- [What you are asked to do] Lines with the word "GitEE项目托管地" are the answer; copy each of them from the data below.

(Data shown Opens)

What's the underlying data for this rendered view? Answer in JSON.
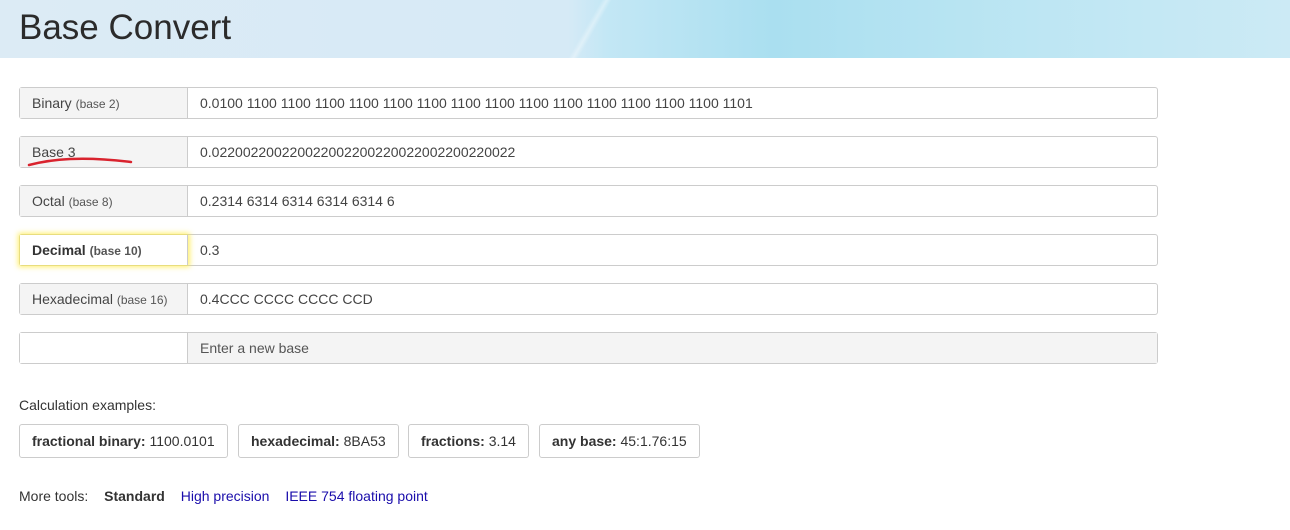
{
  "header": {
    "title": "Base Convert"
  },
  "rows": [
    {
      "label": "Binary",
      "sub": "(base 2)",
      "value": "0.0100 1100 1100 1100 1100 1100 1100 1100 1100 1100 1100 1100 1100 1100 1100 1101"
    },
    {
      "label": "Base 3",
      "sub": "",
      "value": "0.022002200220022002200220022002200220022"
    },
    {
      "label": "Octal",
      "sub": "(base 8)",
      "value": "0.2314 6314 6314 6314 6314 6"
    },
    {
      "label": "Decimal",
      "sub": "(base 10)",
      "value": "0.3"
    },
    {
      "label": "Hexadecimal",
      "sub": "(base 16)",
      "value": "0.4CCC CCCC CCCC CCD"
    }
  ],
  "new_base": {
    "label": "",
    "placeholder": "Enter a new base"
  },
  "examples": {
    "title": "Calculation examples:",
    "items": [
      {
        "key": "fractional binary:",
        "value": "1100.0101"
      },
      {
        "key": "hexadecimal:",
        "value": "8BA53"
      },
      {
        "key": "fractions:",
        "value": "3.14"
      },
      {
        "key": "any base:",
        "value": "45:1.76:15"
      }
    ]
  },
  "tools": {
    "label": "More tools:",
    "current": "Standard",
    "links": [
      "High precision",
      "IEEE 754 floating point"
    ]
  },
  "colors": {
    "annotation_mark": "#d9232e",
    "focus_glow": "#ffeb3c",
    "link": "#1a0dab"
  }
}
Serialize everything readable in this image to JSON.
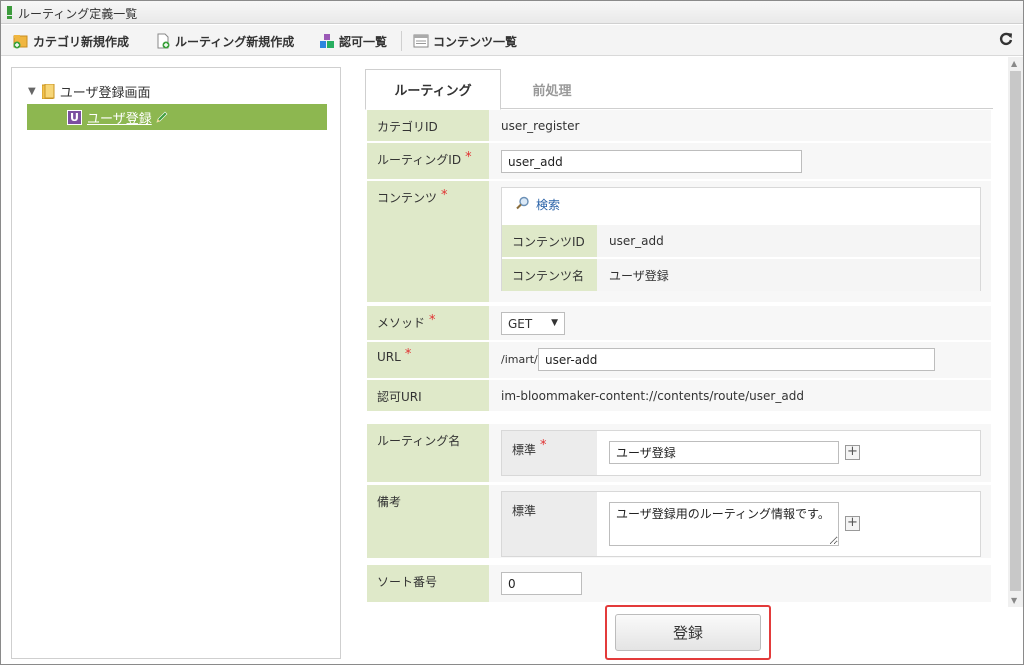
{
  "window": {
    "title": "ルーティング定義一覧"
  },
  "toolbar": {
    "new_category": "カテゴリ新規作成",
    "new_routing": "ルーティング新規作成",
    "auth_list": "認可一覧",
    "content_list": "コンテンツ一覧"
  },
  "tree": {
    "root_label": "ユーザ登録画面",
    "selected_badge": "U",
    "selected_label": "ユーザ登録"
  },
  "tabs": {
    "routing": "ルーティング",
    "preprocess": "前処理"
  },
  "form": {
    "category_id": {
      "label": "カテゴリID",
      "value": "user_register"
    },
    "routing_id": {
      "label": "ルーティングID",
      "required": "*",
      "value": "user_add"
    },
    "content": {
      "label": "コンテンツ",
      "required": "*",
      "search": "検索",
      "content_id_label": "コンテンツID",
      "content_id_value": "user_add",
      "content_name_label": "コンテンツ名",
      "content_name_value": "ユーザ登録"
    },
    "method": {
      "label": "メソッド",
      "required": "*",
      "value": "GET"
    },
    "url": {
      "label": "URL",
      "required": "*",
      "prefix": "/imart/",
      "value": "user-add"
    },
    "auth_uri": {
      "label": "認可URI",
      "value": "im-bloommaker-content://contents/route/user_add"
    },
    "routing_name": {
      "label": "ルーティング名",
      "locale_label": "標準",
      "required": "*",
      "value": "ユーザ登録"
    },
    "remarks": {
      "label": "備考",
      "locale_label": "標準",
      "value": "ユーザ登録用のルーティング情報です。"
    },
    "sort_no": {
      "label": "ソート番号",
      "value": "0"
    }
  },
  "actions": {
    "submit": "登録"
  },
  "colors": {
    "label_bg": "#dfe9c9",
    "tree_selected": "#8db750",
    "required": "#e03030",
    "highlight": "#e33b3b"
  }
}
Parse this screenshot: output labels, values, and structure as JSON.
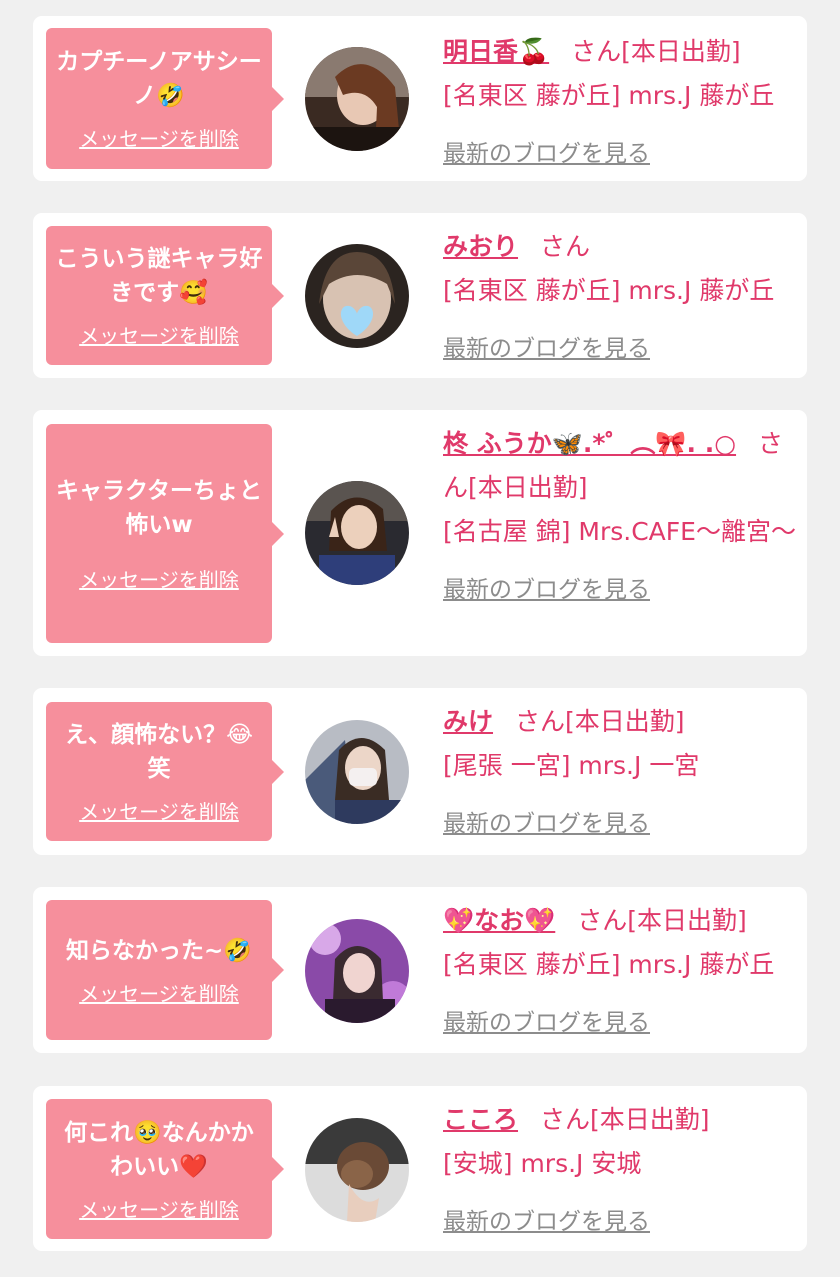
{
  "colors": {
    "background": "#f0f0f0",
    "card": "#ffffff",
    "bubble": "#f68f9c",
    "accent": "#e0396a",
    "link_gray": "#8c8c8c"
  },
  "delete_label": "メッセージを削除",
  "blog_label": "最新のブログを見る",
  "honorific": "さん",
  "messages": [
    {
      "text": "カプチーノアサシーノ🤣",
      "name": "明日香🍒",
      "status": "[本日出勤]",
      "location": "[名東区 藤が丘] mrs.J 藤が丘",
      "avatar_icon": "avatar-photo-icon"
    },
    {
      "text": "こういう謎キャラ好きです🥰",
      "name": "みおり",
      "status": "",
      "location": "[名東区 藤が丘] mrs.J 藤が丘",
      "avatar_icon": "avatar-photo-icon"
    },
    {
      "text": "キャラクターちょと怖いw",
      "name": "柊 ふうか🦋.*゜︵🎀. .○",
      "status": "[本日出勤]",
      "location": "[名古屋 錦] Mrs.CAFE〜離宮〜",
      "avatar_icon": "avatar-photo-icon"
    },
    {
      "text": "え、顔怖ない？😂笑",
      "name": "みけ",
      "status": "[本日出勤]",
      "location": "[尾張 一宮] mrs.J 一宮",
      "avatar_icon": "avatar-photo-icon"
    },
    {
      "text": "知らなかった~🤣",
      "name": "💖なお💖",
      "status": "[本日出勤]",
      "location": "[名東区 藤が丘] mrs.J 藤が丘",
      "avatar_icon": "avatar-photo-icon"
    },
    {
      "text": "何これ🥹なんかかわいい❤️",
      "name": "こころ",
      "status": "[本日出勤]",
      "location": "[安城] mrs.J 安城",
      "avatar_icon": "avatar-photo-icon"
    }
  ]
}
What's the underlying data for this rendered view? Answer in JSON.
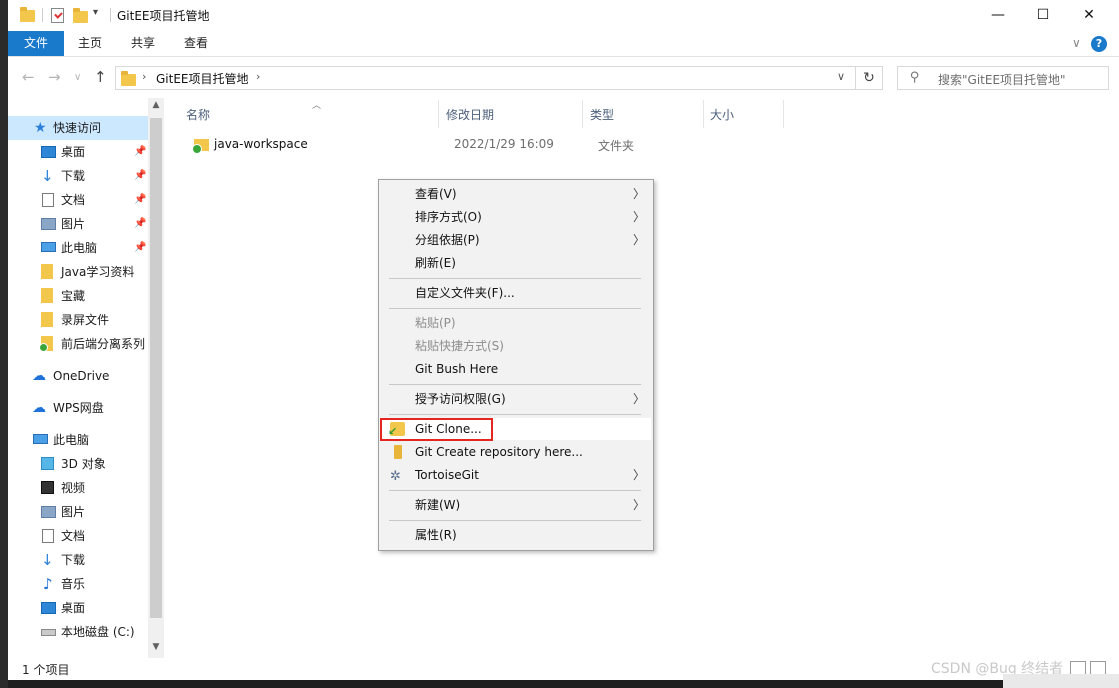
{
  "window": {
    "title": "GitEE项目托管地",
    "controls": {
      "minimize": "—",
      "maximize": "☐",
      "close": "✕"
    }
  },
  "ribbon": {
    "tabs": [
      "文件",
      "主页",
      "共享",
      "查看"
    ],
    "active_tab": "文件",
    "expand_icon": "chevron-down-icon",
    "help_glyph": "?"
  },
  "address": {
    "path": "GitEE项目托管地",
    "search_placeholder": "搜索\"GitEE项目托管地\""
  },
  "sidebar": {
    "items": [
      {
        "label": "快速访问",
        "icon": "star-icon",
        "pinned": false
      },
      {
        "label": "桌面",
        "icon": "desktop-icon",
        "pinned": true
      },
      {
        "label": "下载",
        "icon": "download-icon",
        "pinned": true
      },
      {
        "label": "文档",
        "icon": "document-icon",
        "pinned": true
      },
      {
        "label": "图片",
        "icon": "pictures-icon",
        "pinned": true
      },
      {
        "label": "此电脑",
        "icon": "computer-icon",
        "pinned": true
      },
      {
        "label": "Java学习资料",
        "icon": "folder-icon",
        "pinned": false
      },
      {
        "label": "宝藏",
        "icon": "folder-icon",
        "pinned": false
      },
      {
        "label": "录屏文件",
        "icon": "folder-icon",
        "pinned": false
      },
      {
        "label": "前后端分离系列",
        "icon": "git-folder-icon",
        "pinned": false
      },
      {
        "label": "OneDrive",
        "icon": "cloud-icon",
        "pinned": false
      },
      {
        "label": "WPS网盘",
        "icon": "cloud-icon",
        "pinned": false
      },
      {
        "label": "此电脑",
        "icon": "computer-icon",
        "pinned": false
      },
      {
        "label": "3D 对象",
        "icon": "3d-objects-icon",
        "pinned": false
      },
      {
        "label": "视频",
        "icon": "video-icon",
        "pinned": false
      },
      {
        "label": "图片",
        "icon": "pictures-icon",
        "pinned": false
      },
      {
        "label": "文档",
        "icon": "document-icon",
        "pinned": false
      },
      {
        "label": "下载",
        "icon": "download-icon",
        "pinned": false
      },
      {
        "label": "音乐",
        "icon": "music-icon",
        "pinned": false
      },
      {
        "label": "桌面",
        "icon": "desktop-icon",
        "pinned": false
      },
      {
        "label": "本地磁盘 (C:)",
        "icon": "disk-icon",
        "pinned": false
      }
    ]
  },
  "file_list": {
    "columns": [
      "名称",
      "修改日期",
      "类型",
      "大小"
    ],
    "rows": [
      {
        "name": "java-workspace",
        "modified": "2022/1/29 16:09",
        "type": "文件夹",
        "size": ""
      }
    ]
  },
  "status": {
    "item_count": "1 个项目"
  },
  "context_menu": {
    "items": [
      {
        "label": "查看(V)",
        "submenu": true,
        "disabled": false
      },
      {
        "label": "排序方式(O)",
        "submenu": true,
        "disabled": false
      },
      {
        "label": "分组依据(P)",
        "submenu": true,
        "disabled": false
      },
      {
        "label": "刷新(E)",
        "submenu": false,
        "disabled": false
      },
      {
        "label": "自定义文件夹(F)...",
        "submenu": false,
        "disabled": false
      },
      {
        "label": "粘贴(P)",
        "submenu": false,
        "disabled": true
      },
      {
        "label": "粘贴快捷方式(S)",
        "submenu": false,
        "disabled": true
      },
      {
        "label": "Git Bush Here",
        "submenu": false,
        "disabled": false
      },
      {
        "label": "授予访问权限(G)",
        "submenu": true,
        "disabled": false
      },
      {
        "label": "Git Clone...",
        "submenu": false,
        "disabled": false,
        "highlighted": true
      },
      {
        "label": "Git Create repository here...",
        "submenu": false,
        "disabled": false
      },
      {
        "label": "TortoiseGit",
        "submenu": true,
        "disabled": false
      },
      {
        "label": "新建(W)",
        "submenu": true,
        "disabled": false
      },
      {
        "label": "属性(R)",
        "submenu": false,
        "disabled": false
      }
    ],
    "highlight_color": "#e42520"
  },
  "watermark": "CSDN @Bug 终结者",
  "colors": {
    "accent": "#1979ca",
    "folder": "#f3c74b",
    "selection": "#cce8ff"
  }
}
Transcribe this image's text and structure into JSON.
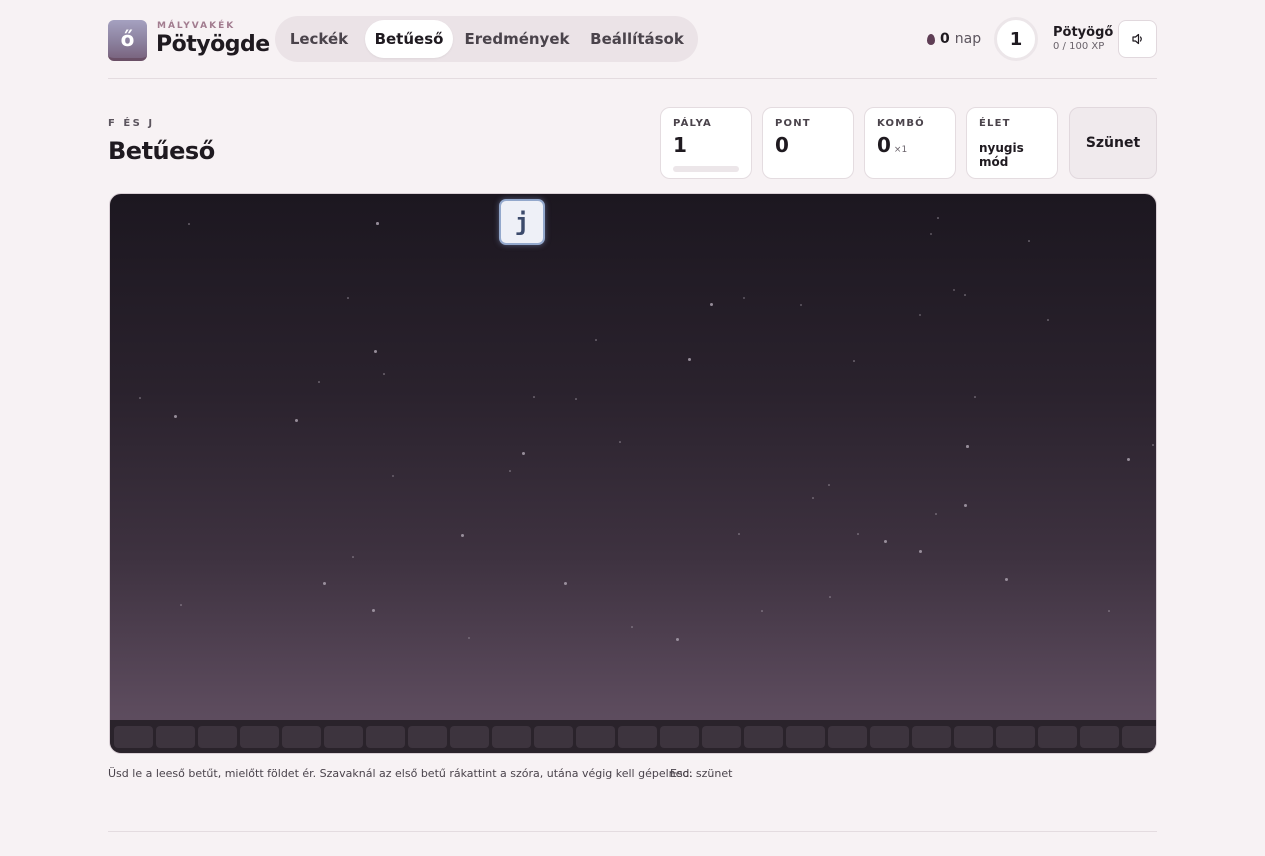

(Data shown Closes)

- [Solution below]
    "title": "GitEE项目托管地",
    "path": "GitEE项目托管地",
    "search_placeholder": "搜索\"GitEE项目托管地\""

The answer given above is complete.